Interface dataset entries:
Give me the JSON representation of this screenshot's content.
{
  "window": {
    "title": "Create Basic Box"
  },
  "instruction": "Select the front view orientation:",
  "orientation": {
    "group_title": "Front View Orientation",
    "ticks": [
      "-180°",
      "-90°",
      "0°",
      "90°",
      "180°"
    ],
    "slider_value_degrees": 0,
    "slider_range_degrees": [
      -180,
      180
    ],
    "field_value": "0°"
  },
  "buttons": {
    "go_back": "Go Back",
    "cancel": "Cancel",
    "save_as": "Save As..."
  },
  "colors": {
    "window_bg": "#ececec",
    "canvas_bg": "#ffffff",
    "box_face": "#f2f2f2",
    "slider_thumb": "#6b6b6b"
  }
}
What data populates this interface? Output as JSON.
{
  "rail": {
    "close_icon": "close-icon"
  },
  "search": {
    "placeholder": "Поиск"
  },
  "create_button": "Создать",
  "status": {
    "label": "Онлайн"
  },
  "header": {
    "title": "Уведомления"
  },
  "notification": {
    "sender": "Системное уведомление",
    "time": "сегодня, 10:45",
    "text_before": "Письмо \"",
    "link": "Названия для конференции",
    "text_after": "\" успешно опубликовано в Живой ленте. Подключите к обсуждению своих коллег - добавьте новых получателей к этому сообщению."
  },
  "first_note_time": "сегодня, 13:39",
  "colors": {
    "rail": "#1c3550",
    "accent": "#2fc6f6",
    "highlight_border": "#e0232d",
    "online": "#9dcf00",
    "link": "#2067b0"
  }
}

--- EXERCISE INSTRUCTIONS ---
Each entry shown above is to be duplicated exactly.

--- EXERCISE RESULT ---
Give me the JSON representation of this screenshot's content.
{
  "window": {
    "title": "Create Basic Box"
  },
  "instruction": "Select the front view orientation:",
  "orientation": {
    "group_title": "Front View Orientation",
    "ticks": [
      "-180°",
      "-90°",
      "0°",
      "90°",
      "180°"
    ],
    "slider_value_degrees": 0,
    "slider_range_degrees": [
      -180,
      180
    ],
    "field_value": "0°"
  },
  "buttons": {
    "go_back": "Go Back",
    "cancel": "Cancel",
    "save_as": "Save As..."
  },
  "colors": {
    "window_bg": "#ececec",
    "canvas_bg": "#ffffff",
    "box_face": "#f2f2f2",
    "slider_thumb": "#6b6b6b"
  }
}
What data populates this interface? Output as JSON.
{
  "rail": {
    "close_icon": "close-icon"
  },
  "search": {
    "placeholder": "Поиск"
  },
  "create_button": "Создать",
  "status": {
    "label": "Онлайн"
  },
  "header": {
    "title": "Уведомления"
  },
  "notification": {
    "sender": "Системное уведомление",
    "time": "сегодня, 10:45",
    "text_before": "Письмо \"",
    "link": "Названия для конференции",
    "text_after": "\" успешно опубликовано в Живой ленте. Подключите к обсуждению своих коллег - добавьте новых получателей к этому сообщению."
  },
  "first_note_time": "сегодня, 13:39",
  "colors": {
    "rail": "#1c3550",
    "accent": "#2fc6f6",
    "highlight_border": "#e0232d",
    "online": "#9dcf00",
    "link": "#2067b0"
  }
}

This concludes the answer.